All these were embodied in proposed platform planks, and all were rejected in the drafting committee yesterday by 7-to-5 or 8-to-5 votes. The committee consists of nine pro-Carter members, five pro-Kennedy members and one neutral, but all the Carter members were not in the meeting room yesterday.
Peter Edelman, Kennedy's chief spokesman on issues, told reporters yesterday that these economic issues were "absolutely the most fundamental in the campaign," acknowledging that no others were of equal interest to Kennedy. But he said the Kennedy camp would continue to offer alternative planks on other topics as the drafting subcommittee continued its work. The committee will continue its deliberations today, and a final draft is expected Saturday.
Kennedy aides complained, sometimes bitterly, sometimes bemusedly, that the subcommittee majority was prepared to abandon not only traditional Democratic positions, but aslo the 1976 Democratic platform on which Carter was elected president.
Carter supporters, beginning with chief domestic aide Stuart Eizenstat, offered forceful defenses of their positions, arguing that Carter was dealing with realities as best he could. For example, Eizenstat insisted yesterday that the new recession was not the fault of Carter policies, but was caused by the loss of "$90 billion in productive resources that have been drained out of the economy to pay off imported oil.
As it is emerging, the 1980 platform will indeed depart from the 1976 document. For example, the 1976 platform lambasted Republican energy policies as "illusions," not least for their reliance on the free-market approach to energy prices that the Carter administration has since embraced. In fact, the 1976 platform's energy plank is very close to Kennedy's energy proposals this year, but none of them will be included in the 1980 version.
The 1980 platform will not include a series of promises made in 1976 for full funding of domestic social programs, will be weaker in its pledges to causes favored by organized labor, and will offer less ambitious economic plans.
Whether any of these departures will provoke a fight in the full platform committee or at the convention remains problematical.

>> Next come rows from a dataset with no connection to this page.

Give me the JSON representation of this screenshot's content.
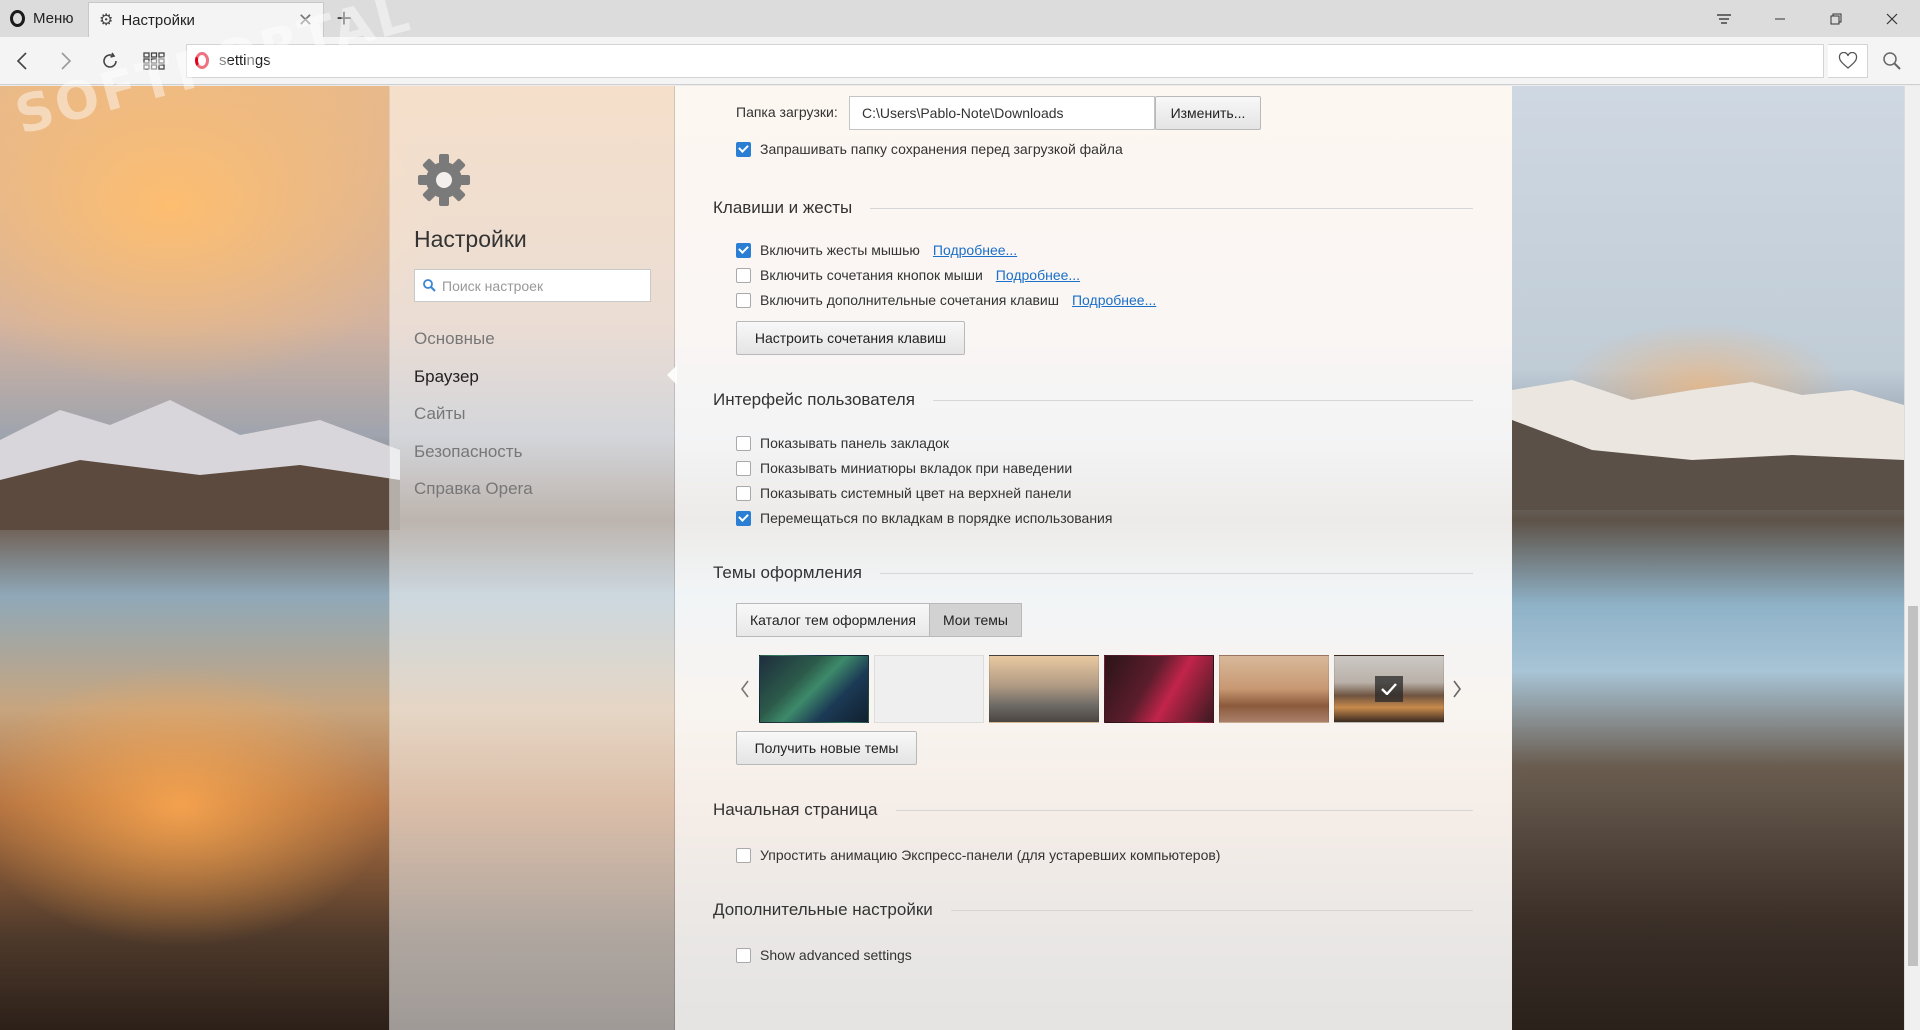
{
  "tabbar": {
    "menu_label": "Меню",
    "tab_title": "Настройки"
  },
  "address": {
    "url": "settings"
  },
  "watermark": {
    "text": "SOFTPORTAL"
  },
  "sidebar": {
    "title": "Настройки",
    "search_placeholder": "Поиск настроек",
    "items": [
      {
        "label": "Основные",
        "active": false
      },
      {
        "label": "Браузер",
        "active": true
      },
      {
        "label": "Сайты",
        "active": false
      },
      {
        "label": "Безопасность",
        "active": false
      },
      {
        "label": "Справка Opera",
        "active": false
      }
    ]
  },
  "download": {
    "label": "Папка загрузки:",
    "path": "C:\\Users\\Pablo-Note\\Downloads",
    "change_button": "Изменить...",
    "ask_label": "Запрашивать папку сохранения перед загрузкой файла",
    "ask_checked": true
  },
  "shortcuts": {
    "heading": "Клавиши и жесты",
    "mouse_gestures": {
      "label": "Включить жесты мышью",
      "link": "Подробнее...",
      "checked": true
    },
    "rocker": {
      "label": "Включить сочетания кнопок мыши",
      "link": "Подробнее...",
      "checked": false
    },
    "advanced_keys": {
      "label": "Включить дополнительные сочетания клавиш",
      "link": "Подробнее...",
      "checked": false
    },
    "configure_button": "Настроить сочетания клавиш"
  },
  "ui": {
    "heading": "Интерфейс пользователя",
    "bookmarks_bar": {
      "label": "Показывать панель закладок",
      "checked": false
    },
    "tab_thumbnails": {
      "label": "Показывать миниатюры вкладок при наведении",
      "checked": false
    },
    "system_color": {
      "label": "Показывать системный цвет на верхней панели",
      "checked": false
    },
    "tab_cycling": {
      "label": "Перемещаться по вкладкам в порядке использования",
      "checked": true
    }
  },
  "themes": {
    "heading": "Темы оформления",
    "catalog_button": "Каталог тем оформления",
    "my_themes_button": "Мои темы",
    "get_new_button": "Получить новые темы",
    "selected_index": 5
  },
  "startpage": {
    "heading": "Начальная страница",
    "simplify": {
      "label": "Упростить анимацию Экспресс-панели (для устаревших компьютеров)",
      "checked": false
    }
  },
  "advanced": {
    "heading": "Дополнительные настройки",
    "show": {
      "label": "Show advanced settings",
      "checked": false
    }
  },
  "colors": {
    "accent": "#2a7fd4",
    "link": "#1a6fc9",
    "opera_red": "#e0001b"
  }
}
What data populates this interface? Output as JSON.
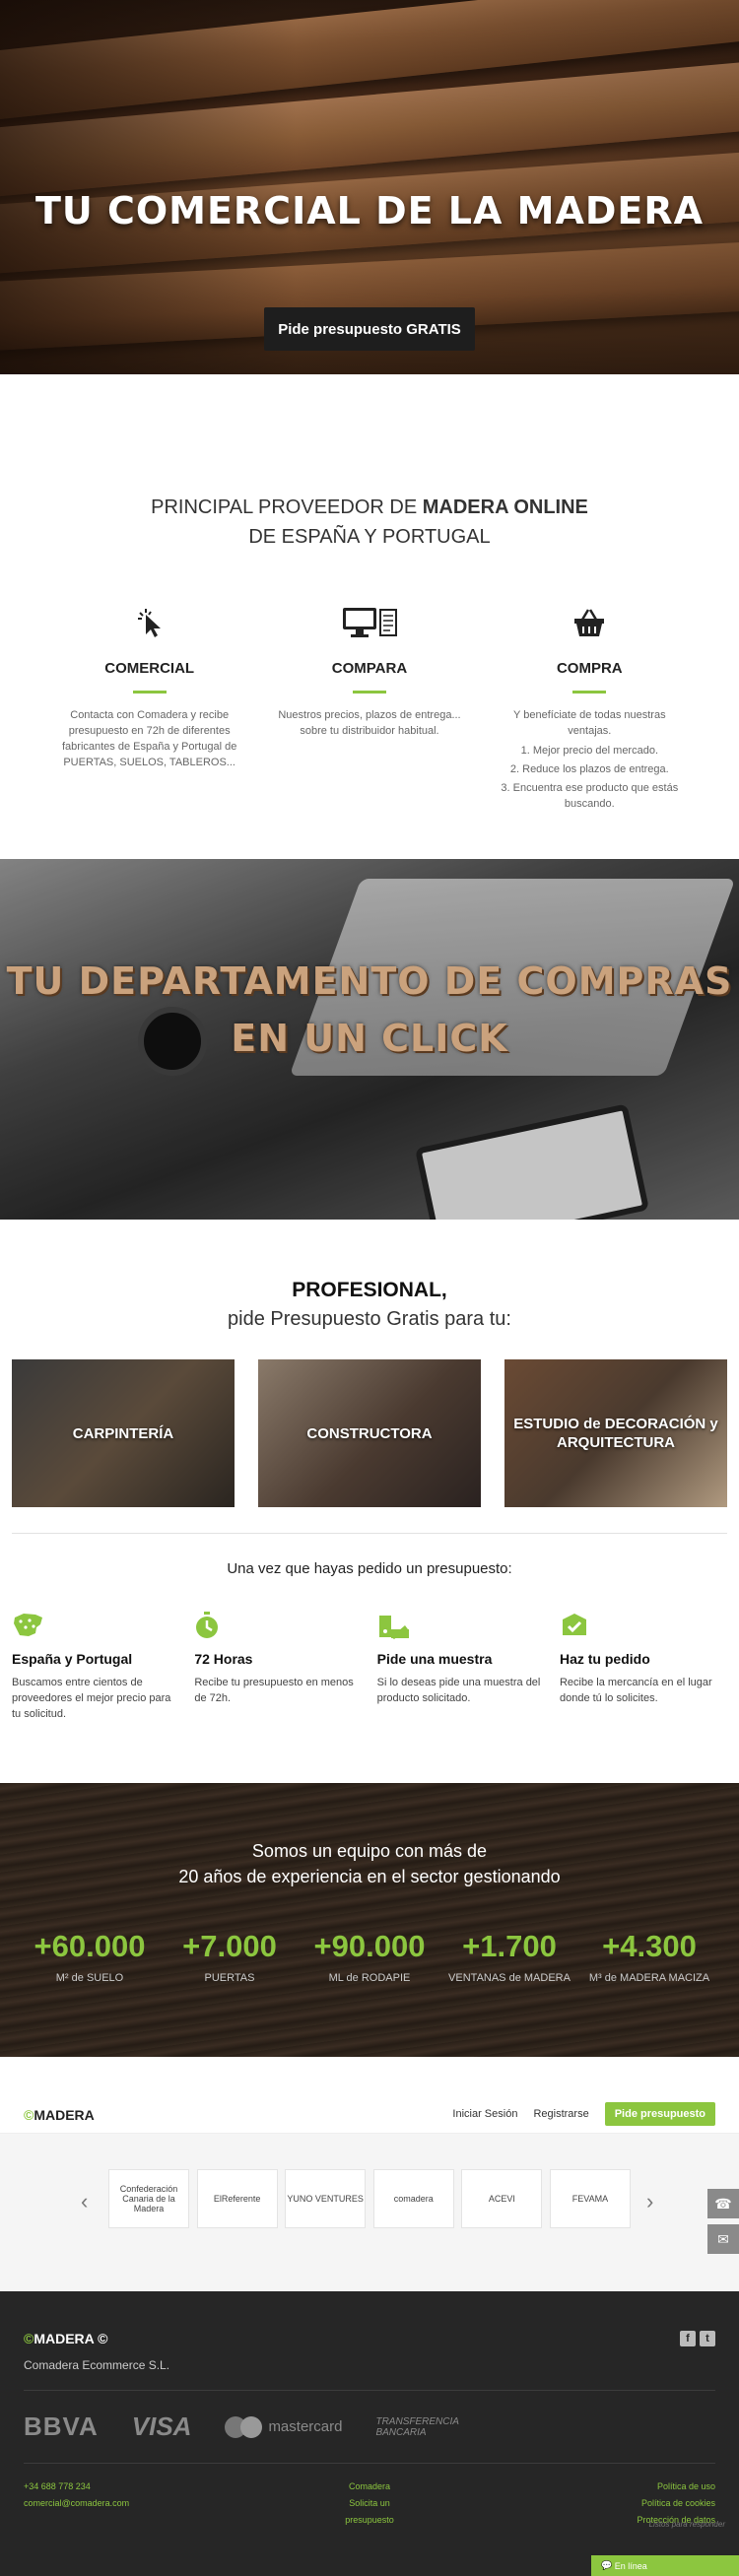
{
  "hero": {
    "title": "TU COMERCIAL DE LA MADERA",
    "cta": "Pide presupuesto GRATIS"
  },
  "intro": {
    "line1_a": "PRINCIPAL PROVEEDOR DE ",
    "line1_b": "MADERA ONLINE",
    "line2": "DE ESPAÑA Y PORTUGAL"
  },
  "features": [
    {
      "icon": "click-cursor-icon",
      "title": "COMERCIAL",
      "text": "Contacta con Comadera y recibe presupuesto en 72h de diferentes fabricantes de España y Portugal de PUERTAS, SUELOS, TABLEROS..."
    },
    {
      "icon": "monitor-document-icon",
      "title": "COMPARA",
      "text": "Nuestros precios, plazos de entrega... sobre tu distribuidor habitual."
    },
    {
      "icon": "shopping-basket-icon",
      "title": "COMPRA",
      "text": "Y benefíciate de todas nuestras ventajas.",
      "list": [
        "1. Mejor precio del mercado.",
        "2. Reduce los plazos de entrega.",
        "3. Encuentra ese producto que estás buscando."
      ]
    }
  ],
  "department": {
    "line1": "TU DEPARTAMENTO DE COMPRAS",
    "line2": "EN UN CLICK"
  },
  "professional": {
    "title": "PROFESIONAL,",
    "subtitle": "pide Presupuesto Gratis para tu:",
    "cards": [
      "CARPINTERÍA",
      "CONSTRUCTORA",
      "ESTUDIO de DECORACIÓN y ARQUITECTURA"
    ],
    "after": "Una vez que hayas pedido un presupuesto:"
  },
  "steps": [
    {
      "icon": "map-spain-icon",
      "title": "España y Portugal",
      "text": "Buscamos entre cientos de proveedores el mejor precio para tu solicitud."
    },
    {
      "icon": "stopwatch-icon",
      "title": "72 Horas",
      "text": "Recibe tu presupuesto en menos de 72h."
    },
    {
      "icon": "samples-icon",
      "title": "Pide una muestra",
      "text": "Si lo deseas pide una muestra del producto solicitado."
    },
    {
      "icon": "delivery-box-icon",
      "title": "Haz tu pedido",
      "text": "Recibe la mercancía en el lugar donde tú lo solicites."
    }
  ],
  "team": {
    "line1": "Somos un equipo con más de",
    "line2": "20 años de experiencia en el sector gestionando",
    "stats": [
      {
        "value": "+60.000",
        "label": "M² de SUELO"
      },
      {
        "value": "+7.000",
        "label": "PUERTAS"
      },
      {
        "value": "+90.000",
        "label": "ML de RODAPIE"
      },
      {
        "value": "+1.700",
        "label": "VENTANAS de MADERA"
      },
      {
        "value": "+4.300",
        "label": "M³ de MADERA MACIZA"
      }
    ]
  },
  "nav": {
    "logo": "MADERA",
    "login": "Iniciar Sesión",
    "register": "Registrarse",
    "cta": "Pide presupuesto"
  },
  "partners": [
    "Confederación Canaria de la Madera",
    "ElReferente",
    "YUNO VENTURES",
    "comadera",
    "ACEVI",
    "FEVAMA"
  ],
  "footer": {
    "logo": "MADERA",
    "company": "Comadera Ecommerce S.L.",
    "payments": {
      "bbva": "BBVA",
      "visa": "VISA",
      "mastercard": "mastercard",
      "transfer1": "TRANSFERENCIA",
      "transfer2": "BANCARIA"
    },
    "phone": "+34 688 778 234",
    "email": "comercial@comadera.com",
    "center1": "Comadera",
    "center2": "Solicita un presupuesto",
    "right1": "Política de uso",
    "right2": "Política de cookies",
    "right3": "Protección de datos",
    "help": "Listos para responder",
    "chat": "En línea"
  },
  "colors": {
    "accent": "#8cc63f",
    "dark": "#262626"
  }
}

At the moment the Carter camp seems to be fully in control. "The majority . . . is in the position to dictate whatever it wants in the platform," Kennedy aide Edelman said yesterday.
Any hope of overturning that majority must depend -- like the remaining hopes for Kennedy's candidacy -- on unforseen developments that might shake the loyalty of Carter delegates to the national convention in August.
In the best Democratic Party tradition, the two factions in this platform-drafting squabble made some efforts to behave politely to one another, but quickly fell to squabbling. Sharp accusations have been exchanged all week, and according to participants in the closed drafting sessions, they have often been heated.
At one point Wednesday night, sources said, a Kennedy spokesman was reading quotations from Carter's past statements on energy that argued against the energy policies the president has now adopted. Sen. Daniel Patrick Moynihan (D-N.Y.), the one "independent" on the subcommittee, interrupted this process to say that no one should be held accountable for statements about energy made more that five months ago.
Gov. Richard Riley of South Carolina, hand-picked by the Carter campaign, had chaired the drafting subcommittee.